══ Data extract

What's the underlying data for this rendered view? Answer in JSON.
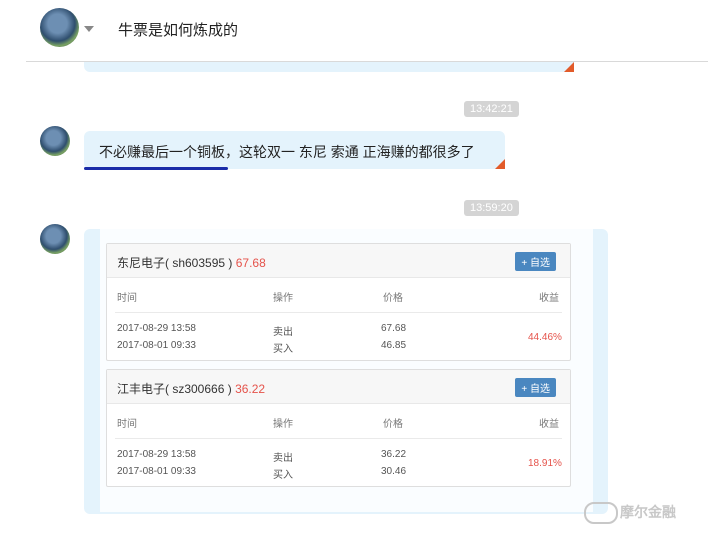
{
  "header": {
    "title": "牛票是如何炼成的"
  },
  "messages": [
    {
      "time": "13:42:21",
      "text": "不必赚最后一个铜板，这轮双一 东尼 索通 正海赚的都很多了"
    },
    {
      "time": "13:59:20"
    }
  ],
  "cards": [
    {
      "name": "东尼电子( sh603595 )",
      "price": "67.68",
      "add_label": "+ 自选",
      "columns": {
        "time": "时间",
        "action": "操作",
        "price": "价格",
        "yield": "收益"
      },
      "rows": [
        {
          "time": "2017-08-29 13:58",
          "action": "卖出",
          "price": "67.68"
        },
        {
          "time": "2017-08-01 09:33",
          "action": "买入",
          "price": "46.85"
        }
      ],
      "yield": "44.46%"
    },
    {
      "name": "江丰电子( sz300666 )",
      "price": "36.22",
      "add_label": "+ 自选",
      "columns": {
        "time": "时间",
        "action": "操作",
        "price": "价格",
        "yield": "收益"
      },
      "rows": [
        {
          "time": "2017-08-29 13:58",
          "action": "卖出",
          "price": "36.22"
        },
        {
          "time": "2017-08-01 09:33",
          "action": "买入",
          "price": "30.46"
        }
      ],
      "yield": "18.91%"
    }
  ],
  "watermark": {
    "text": "摩尔金融"
  },
  "colors": {
    "bubble": "#e4f3fc",
    "accent_red": "#e5534b",
    "button_blue": "#4a87c0",
    "underline": "#1a2ca8"
  }
}
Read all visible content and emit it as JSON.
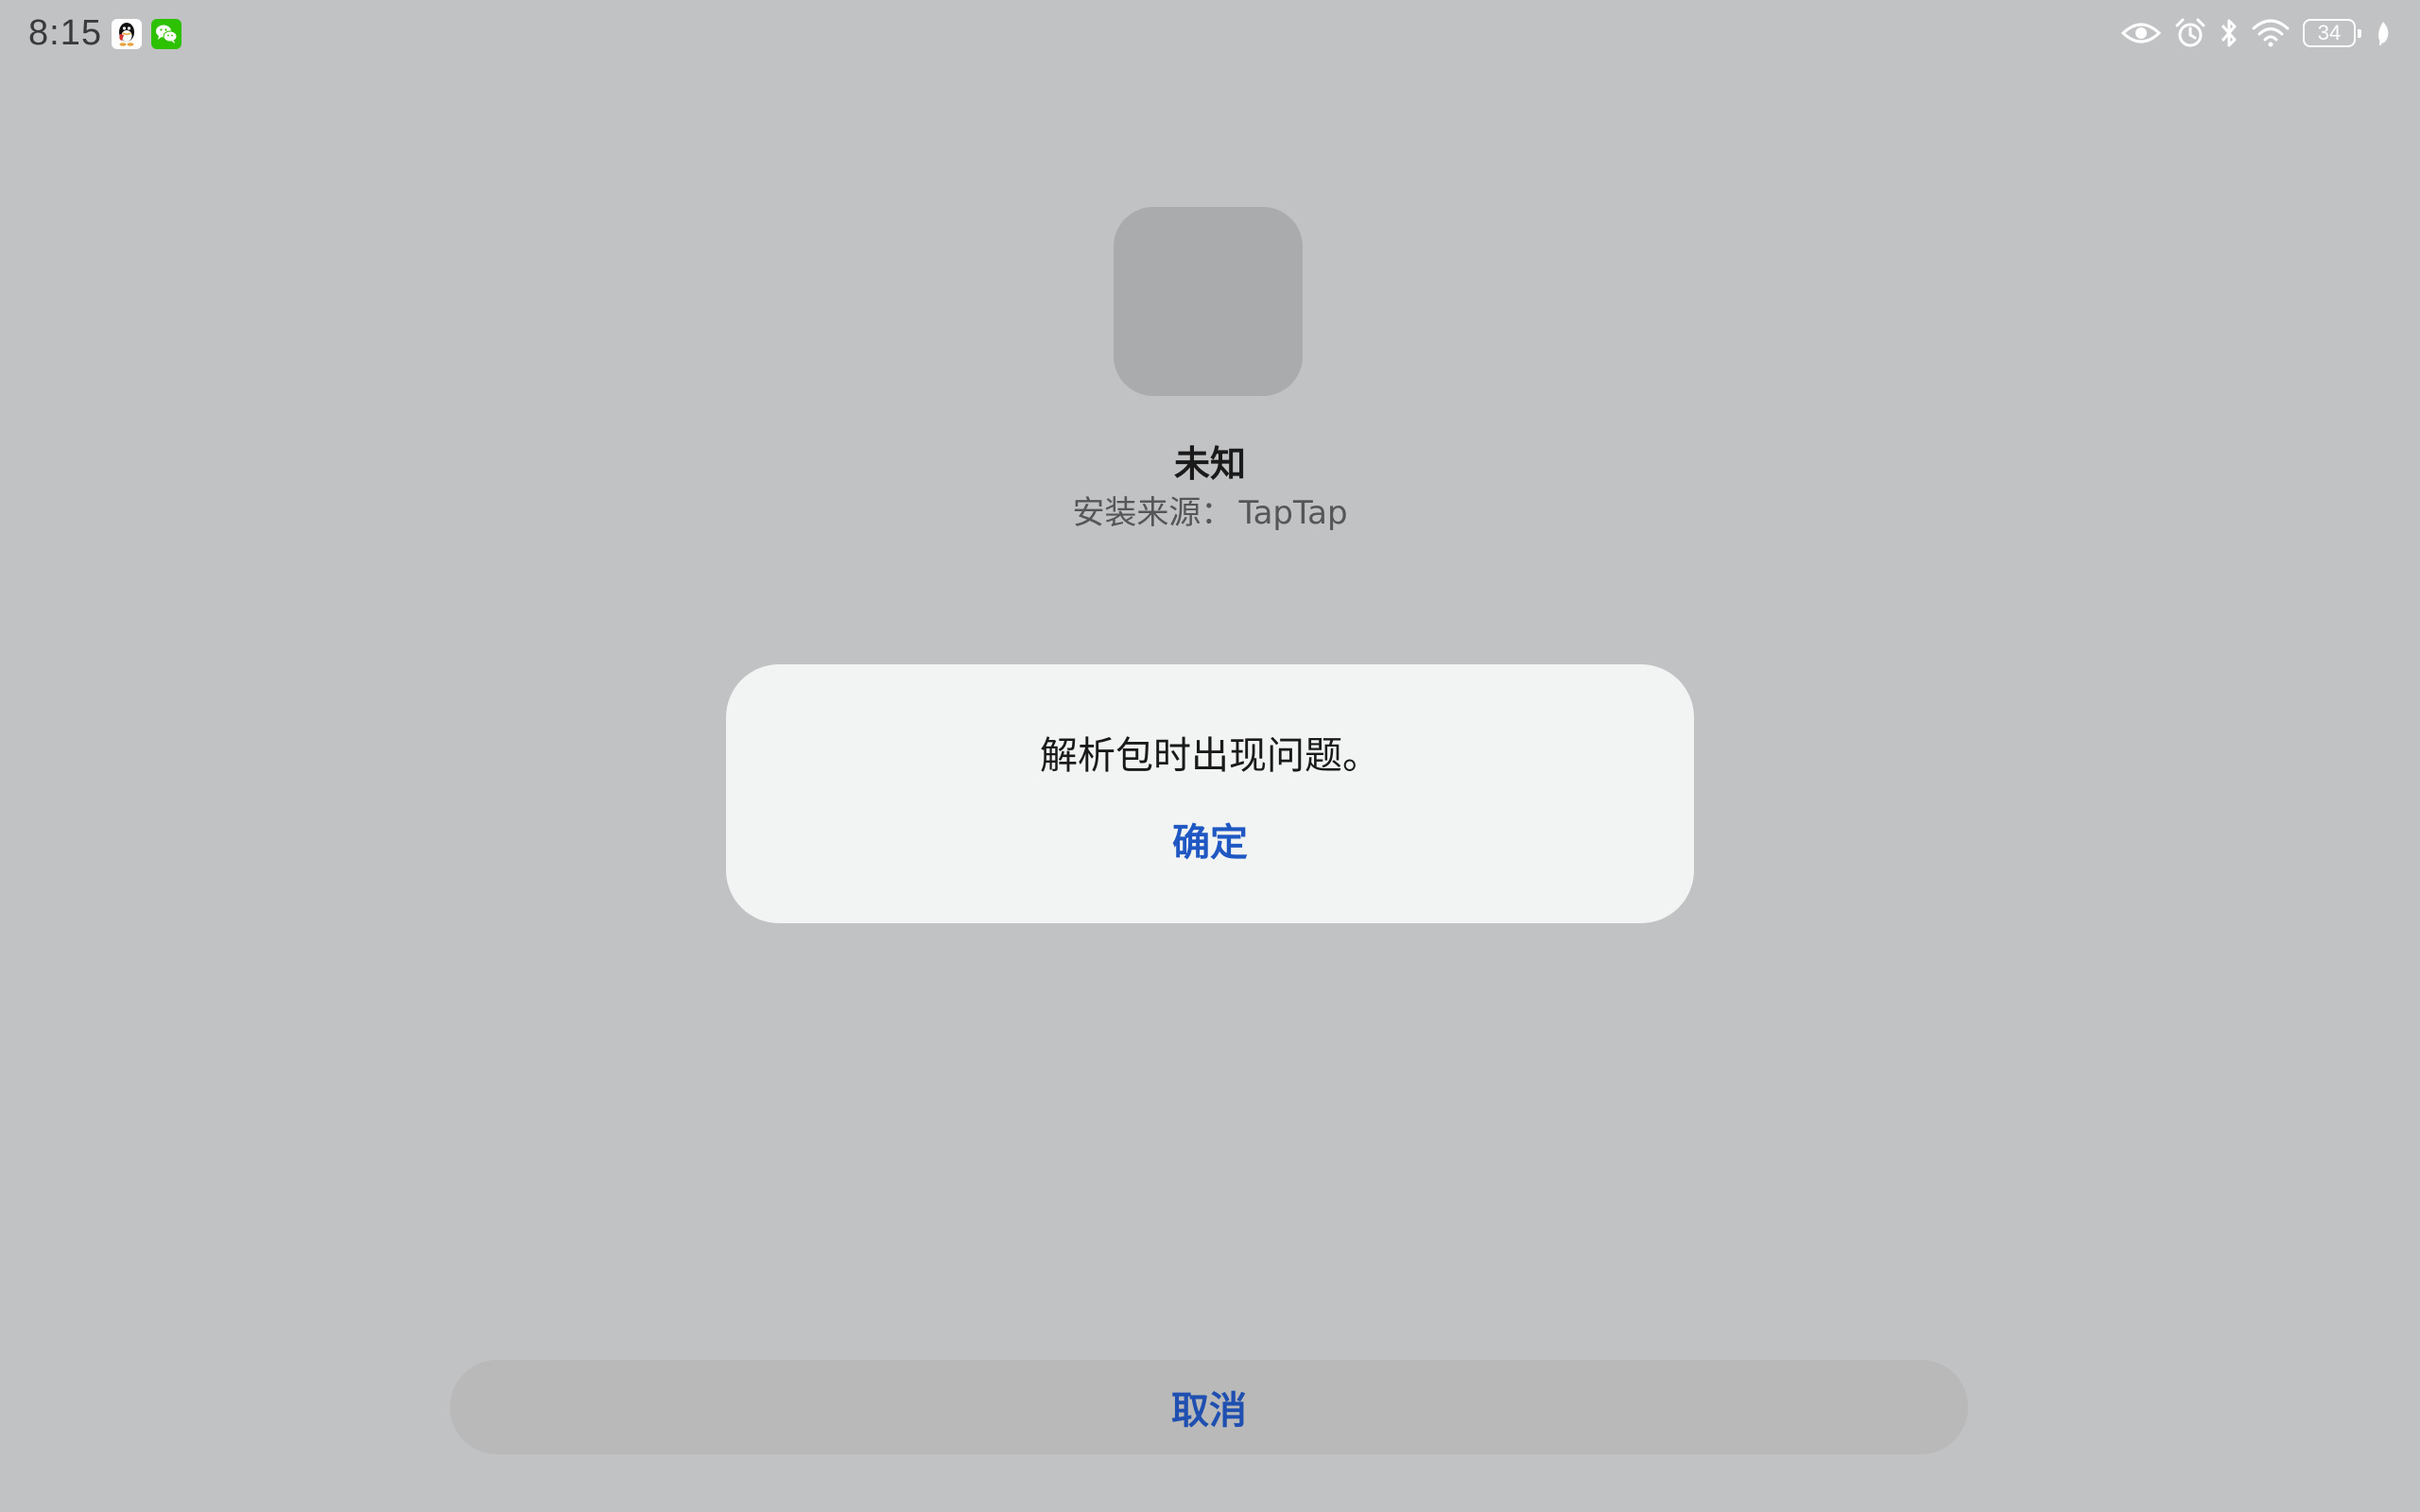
{
  "status_bar": {
    "time": "8:15",
    "notifications": [
      "qq-icon",
      "wechat-icon"
    ],
    "system_icons": [
      "eye-icon",
      "alarm-icon",
      "bluetooth-icon",
      "wifi-icon",
      "battery-icon",
      "leaf-icon"
    ],
    "battery_level": "34"
  },
  "app": {
    "name": "未知",
    "install_source_label": "安装来源：",
    "install_source_value": "TapTap"
  },
  "dialog": {
    "message": "解析包时出现问题。",
    "confirm_label": "确定"
  },
  "footer": {
    "cancel_label": "取消"
  },
  "colors": {
    "background": "#c1c2c4",
    "dialog_background": "#f2f3f3",
    "accent": "#1f57c3",
    "cancel_background": "#b8b9b8"
  }
}
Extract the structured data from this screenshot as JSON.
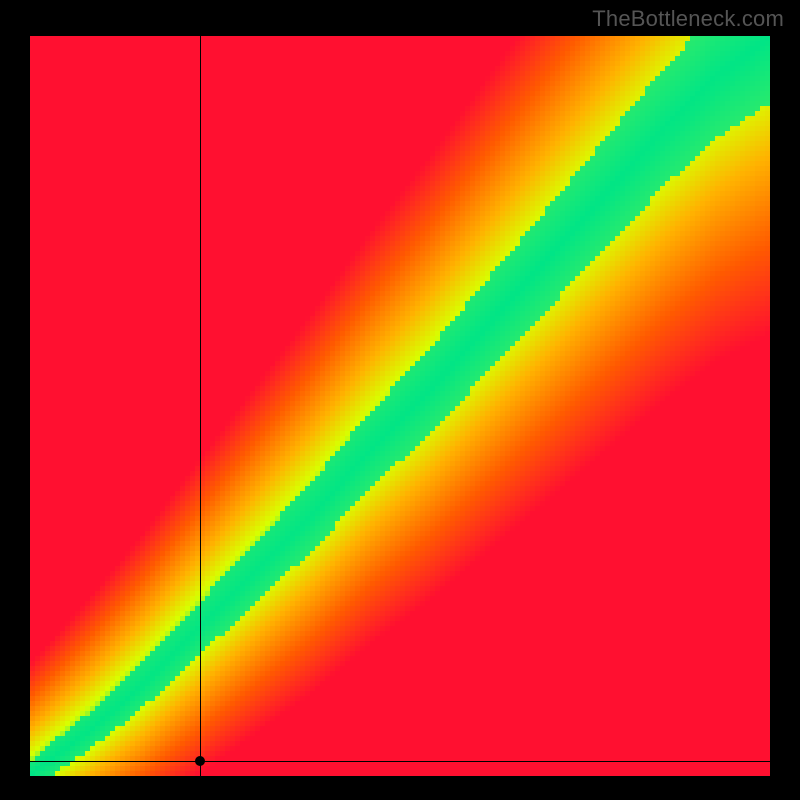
{
  "watermark": "TheBottleneck.com",
  "chart_data": {
    "type": "heatmap",
    "title": "",
    "xlabel": "",
    "ylabel": "",
    "xlim": [
      0,
      100
    ],
    "ylim": [
      0,
      100
    ],
    "grid": false,
    "description": "Continuous red→orange→yellow→green gradient field. Red dominates the upper-left and lower-right corners. A bright green diagonal band (optimal region) runs roughly from (0,0) to (100,100), slightly convex, bordered by yellow transition zones. Color encodes distance from the optimal diagonal.",
    "optimal_band": {
      "curve_points_xy": [
        [
          0,
          0
        ],
        [
          8,
          6
        ],
        [
          15,
          12
        ],
        [
          22,
          19
        ],
        [
          30,
          27
        ],
        [
          38,
          35
        ],
        [
          46,
          44
        ],
        [
          54,
          52
        ],
        [
          62,
          61
        ],
        [
          70,
          70
        ],
        [
          78,
          79
        ],
        [
          86,
          88
        ],
        [
          93,
          95
        ],
        [
          100,
          100
        ]
      ],
      "band_halfwidth_start": 2,
      "band_halfwidth_end": 9
    },
    "color_stops": [
      {
        "t": 0.0,
        "hex": "#00e586"
      },
      {
        "t": 0.18,
        "hex": "#d8ff00"
      },
      {
        "t": 0.4,
        "hex": "#ffb200"
      },
      {
        "t": 0.7,
        "hex": "#ff5a00"
      },
      {
        "t": 1.0,
        "hex": "#ff1030"
      }
    ],
    "crosshair": {
      "x": 23,
      "y": 2
    },
    "marker": {
      "x": 23,
      "y": 2
    }
  }
}
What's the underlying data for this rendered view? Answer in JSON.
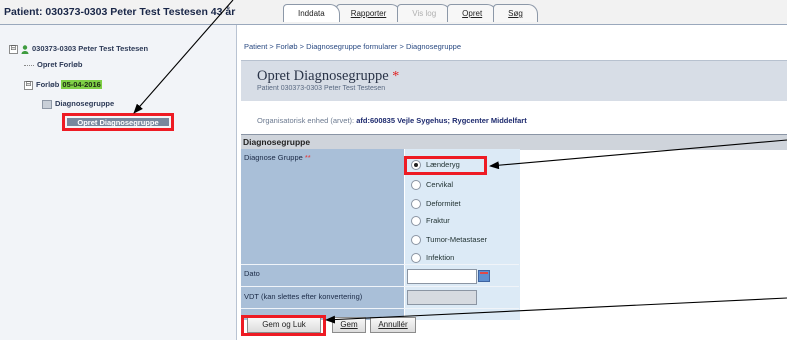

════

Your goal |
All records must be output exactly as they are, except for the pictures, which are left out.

Response to this task |
What's the underlying data for this rendered view? Answer in JSON.
{
  "header": {
    "title": "牛票是如何炼成的"
  },
  "messages": [
    {
      "time": "13:42:21",
      "text": "不必赚最后一个铜板，这轮双一 东尼 索通 正海赚的都很多了"
    },
    {
      "time": "13:59:20"
    }
  ],
  "cards": [
    {
      "name": "东尼电子( sh603595 )",
      "price": "67.68",
      "add_label": "+ 自选",
      "columns": {
        "time": "时间",
        "action": "操作",
        "price": "价格",
        "yield": "收益"
      },
      "rows": [
        {
          "time": "2017-08-29 13:58",
          "action": "卖出",
          "price": "67.68"
        },
        {
          "time": "2017-08-01 09:33",
          "action": "买入",
          "price": "46.85"
        }
      ],
      "yield": "44.46%"
    },
    {
      "name": "江丰电子( sz300666 )",
      "price": "36.22",
      "add_label": "+ 自选",
      "columns": {
        "time": "时间",
        "action": "操作",
        "price": "价格",
        "yield": "收益"
      },
      "rows": [
        {
          "time": "2017-08-29 13:58",
          "action": "卖出",
          "price": "36.22"
        },
        {
          "time": "2017-08-01 09:33",
          "action": "买入",
          "price": "30.46"
        }
      ],
      "yield": "18.91%"
    }
  ],
  "watermark": {
    "text": "摩尔金融"
  },
  "colors": {
    "bubble": "#e4f3fc",
    "accent_red": "#e5534b",
    "button_blue": "#4a87c0",
    "underline": "#1a2ca8"
  }
}
Read all visible content and emit it as JSON.
{
  "status_bar": {
    "time": "8:15",
    "notifications": [
      "qq-icon",
      "wechat-icon"
    ],
    "system_icons": [
      "eye-icon",
      "alarm-icon",
      "bluetooth-icon",
      "wifi-icon",
      "battery-icon",
      "leaf-icon"
    ],
    "battery_level": "34"
  },
  "app": {
    "name": "未知",
    "install_source_label": "安装来源：",
    "install_source_value": "TapTap"
  },
  "dialog": {
    "message": "解析包时出现问题。",
    "confirm_label": "确定"
  },
  "footer": {
    "cancel_label": "取消"
  },
  "colors": {
    "background": "#c1c2c4",
    "dialog_background": "#f2f3f3",
    "accent": "#1f57c3",
    "cancel_background": "#b8b9b8"
  }
}
Extract the structured data from this screenshot as JSON.
{
  "watermark": "TheBottleneck.com",
  "chart_data": {
    "type": "heatmap",
    "title": "",
    "xlabel": "",
    "ylabel": "",
    "xlim": [
      0,
      100
    ],
    "ylim": [
      0,
      100
    ],
    "grid": false,
    "description": "Continuous red→orange→yellow→green gradient field. Red dominates the upper-left and lower-right corners. A bright green diagonal band (optimal region) runs roughly from (0,0) to (100,100), slightly convex, bordered by yellow transition zones. Color encodes distance from the optimal diagonal.",
    "optimal_band": {
      "curve_points_xy": [
        [
          0,
          0
        ],
        [
          8,
          6
        ],
        [
          15,
          12
        ],
        [
          22,
          19
        ],
        [
          30,
          27
        ],
        [
          38,
          35
        ],
        [
          46,
          44
        ],
        [
          54,
          52
        ],
        [
          62,
          61
        ],
        [
          70,
          70
        ],
        [
          78,
          79
        ],
        [
          86,
          88
        ],
        [
          93,
          95
        ],
        [
          100,
          100
        ]
      ],
      "band_halfwidth_start": 2,
      "band_halfwidth_end": 9
    },
    "color_stops": [
      {
        "t": 0.0,
        "hex": "#00e586"
      },
      {
        "t": 0.18,
        "hex": "#d8ff00"
      },
      {
        "t": 0.4,
        "hex": "#ffb200"
      },
      {
        "t": 0.7,
        "hex": "#ff5a00"
      },
      {
        "t": 1.0,
        "hex": "#ff1030"
      }
    ],
    "crosshair": {
      "x": 23,
      "y": 2
    },
    "marker": {
      "x": 23,
      "y": 2
    }
  }
}
What's the underlying data for this rendered view? Answer in JSON.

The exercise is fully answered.